A gray-bearded man in the audience stood up and asked me, “If you could only pick three edible plants to grow, what would they be?”
I was speechless for the longest two minutes of my life, as I pondered what would I grow if I had to buy everything else at a grocery store. Finally, I haltingly replied, “Pineapple tomato, Jimmy Nardello sweet pepper and Ashmead’s Kernel apple. No, make that Chojuro Asian pear. The apple needs another tree to pollinate it.”

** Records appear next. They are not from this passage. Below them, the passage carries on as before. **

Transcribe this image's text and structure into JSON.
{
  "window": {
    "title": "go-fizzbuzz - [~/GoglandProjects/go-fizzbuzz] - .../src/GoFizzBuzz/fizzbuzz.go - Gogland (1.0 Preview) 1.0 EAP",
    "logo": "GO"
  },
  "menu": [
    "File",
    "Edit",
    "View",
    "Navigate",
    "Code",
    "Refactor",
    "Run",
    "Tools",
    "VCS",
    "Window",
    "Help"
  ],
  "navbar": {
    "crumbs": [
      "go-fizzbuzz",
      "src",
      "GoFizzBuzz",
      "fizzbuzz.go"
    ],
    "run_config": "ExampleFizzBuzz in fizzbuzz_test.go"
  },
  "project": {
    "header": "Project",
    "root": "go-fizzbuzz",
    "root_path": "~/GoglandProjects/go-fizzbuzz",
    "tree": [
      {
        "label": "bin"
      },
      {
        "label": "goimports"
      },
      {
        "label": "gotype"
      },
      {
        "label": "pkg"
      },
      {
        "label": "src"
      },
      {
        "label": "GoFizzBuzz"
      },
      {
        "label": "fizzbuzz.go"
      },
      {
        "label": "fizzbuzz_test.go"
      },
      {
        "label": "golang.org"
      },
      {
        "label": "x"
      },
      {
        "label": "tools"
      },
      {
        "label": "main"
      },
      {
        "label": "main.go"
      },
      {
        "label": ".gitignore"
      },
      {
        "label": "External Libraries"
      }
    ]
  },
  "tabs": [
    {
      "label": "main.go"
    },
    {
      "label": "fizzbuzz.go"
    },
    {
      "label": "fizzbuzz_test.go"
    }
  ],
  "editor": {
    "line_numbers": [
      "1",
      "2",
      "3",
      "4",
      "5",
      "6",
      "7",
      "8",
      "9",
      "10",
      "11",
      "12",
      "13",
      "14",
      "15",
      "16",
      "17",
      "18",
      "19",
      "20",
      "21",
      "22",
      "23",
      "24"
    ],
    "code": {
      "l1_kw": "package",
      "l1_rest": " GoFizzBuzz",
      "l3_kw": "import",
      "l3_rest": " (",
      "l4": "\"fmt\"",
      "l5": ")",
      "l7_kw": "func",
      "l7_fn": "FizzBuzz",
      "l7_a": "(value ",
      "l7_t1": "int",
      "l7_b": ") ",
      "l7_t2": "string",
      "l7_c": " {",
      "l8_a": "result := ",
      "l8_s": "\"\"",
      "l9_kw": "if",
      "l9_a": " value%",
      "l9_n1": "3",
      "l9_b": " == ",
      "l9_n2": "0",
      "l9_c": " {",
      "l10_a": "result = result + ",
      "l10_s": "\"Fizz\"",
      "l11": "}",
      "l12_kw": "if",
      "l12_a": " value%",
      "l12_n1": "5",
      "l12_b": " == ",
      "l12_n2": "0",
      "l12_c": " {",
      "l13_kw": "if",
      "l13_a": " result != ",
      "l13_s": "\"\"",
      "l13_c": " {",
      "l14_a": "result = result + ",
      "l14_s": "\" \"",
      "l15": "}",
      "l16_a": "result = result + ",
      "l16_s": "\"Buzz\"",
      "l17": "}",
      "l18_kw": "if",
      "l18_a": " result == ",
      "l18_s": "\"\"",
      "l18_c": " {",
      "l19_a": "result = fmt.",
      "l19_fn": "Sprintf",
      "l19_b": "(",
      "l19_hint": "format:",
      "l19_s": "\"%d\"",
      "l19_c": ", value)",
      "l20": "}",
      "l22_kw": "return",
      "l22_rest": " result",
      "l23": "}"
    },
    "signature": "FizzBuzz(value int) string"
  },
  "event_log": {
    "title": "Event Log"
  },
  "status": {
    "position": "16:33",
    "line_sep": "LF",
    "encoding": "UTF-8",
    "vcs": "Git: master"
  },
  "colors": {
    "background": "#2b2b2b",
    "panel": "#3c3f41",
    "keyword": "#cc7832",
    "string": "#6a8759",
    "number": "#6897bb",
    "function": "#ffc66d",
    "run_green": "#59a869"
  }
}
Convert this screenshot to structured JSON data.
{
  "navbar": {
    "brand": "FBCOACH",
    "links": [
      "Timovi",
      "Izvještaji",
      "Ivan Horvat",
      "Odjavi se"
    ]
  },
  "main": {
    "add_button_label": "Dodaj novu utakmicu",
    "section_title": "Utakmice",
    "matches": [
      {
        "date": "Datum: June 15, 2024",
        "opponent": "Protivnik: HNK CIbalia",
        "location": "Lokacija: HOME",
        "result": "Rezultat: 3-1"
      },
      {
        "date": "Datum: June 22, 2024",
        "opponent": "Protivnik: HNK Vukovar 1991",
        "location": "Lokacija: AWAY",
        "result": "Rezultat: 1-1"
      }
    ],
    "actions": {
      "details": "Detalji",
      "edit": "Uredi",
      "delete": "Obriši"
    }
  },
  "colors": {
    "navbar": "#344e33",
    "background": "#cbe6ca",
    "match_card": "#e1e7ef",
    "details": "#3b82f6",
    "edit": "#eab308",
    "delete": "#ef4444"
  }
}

No tomato can come close to the fruity flavors of the two-pound Pineapple yellow and tangerine beefsteak; nor, can you equal or surpass the crisp, sweet, red thin flesh of the heirloom pepper. And, Chojuro’s aromatic butterscotch flavor and crunch cannot be found in any other Asian pear.
You'll never find Chojuro Asian pear in any store. That's why I grow it!
During the last few weeks, I’ve spoken before a number of groups in four states about gardening. The man’s question was the first time I’ve been so taken aback and stumped. Only three edibles? What an impossible choice! Curious as what others would reply, I put the same question to a group of friends who are garden writers, nursery owners and plant producers.
Many of their responses were geographic, what grows well in their climate. Others were totally unique, like Boston resident Hilda Morrill’s. “I was born in Puerto Rico and learned to garden from my maternal grandmother, so my choices are bananas, avocados and pineapples!”
Homegrown vegetables have no equal, and many cultivars are not available commerically. That's why the people I interviewed picked their favorites, even though I limited them to only three!
Another East Coast gardener, C.L. Fornari who lives on Cape Cod picks Sungold tomatoes, Rainbow chard and Maxibel haricot verts (bush beans). The tomatoes don’t make it into the house, she says. “Rainbow chard is beautiful, you can harvest it from mid-summer to hard frost and use it as a wrap,” C.L. says. “I roll it up with goat cheese, fasten with tooth picks, brush with olive oil and throw it on the barbeque.
Denise Schreiber of Pittsburgh, author of “Eat Your Roses”, selects Delicious tomato, Yukon Gold potatoes (for their buttery flavor) and any old-fashioned watermelon with sweet syrup that runs down my chin, she adds.
In Bowling Green, Ohio, British transplant and radio show host, Kate Copsey likes Black Prince tomato for its great taste, Anaheim peppers that are moderately hot and good producers and Russian Blue kale that can be picked throughout the winter.
Cathy Wilkinson Barash, in Iowa's heartland, votes for edibles that are long-lasting or easily “put up” for future eating. She plants Jacob’s Cattle beans, Waltham butternut squash and Purple Cherokee tomato.
Brandywine is the tomato by which all others are measured. And, you don't find it at the store.
Notice a Tomato Trend?
As Texas folksinger Guy Clark puts it, “There are two things in this world money can’t buy, true love and homegrown tomatoes”, quotes Teri Dunn Chace of Little Falls, New York. Brandywine tops her three picks, along with Genovese basil and Sugar Ann sugar snap peas.
Heading to the West Coast, Rose Marie Nichols-McGee in Corvallis, OR likes the new blue-skinned Indigo Rose tomato, Wild Garden Mix kale and Katie’s Sweetmeat Winter squash. Another kale lover is Tanya Kucak in Palo Alto, Calif. She picks the perennial version of it, Tree Collards, along with Tommy Toes tomato and La Vigneronne pole beans. Her neighbor, Gerald Burke, who spent 25 years in the seed business, chooses Black Seeded Simpson leaf lettuce, Cherry tomato and Danvers Half Long carrot.
Ros Creasy in Los Altos, Calif. is widely known for pioneering the edible landscape. It was difficult for her to narrow down choices to just three. But, she managed, based on superb flavor: Sun Gold tomato, the original Sugarsnap edible-podded pea and Berkley blueberry.
You’ve read the experts’ choices. Now tell me what your three picks are.
Doreen Howard has written for The Old Farmer's Almanac All-Seasons Garden Guide for 15 years and is the former garden editor at Woman’s Day as well as a photographer. She has grown more than 300 varieties of heirloom edibles and flowers in the last two decades.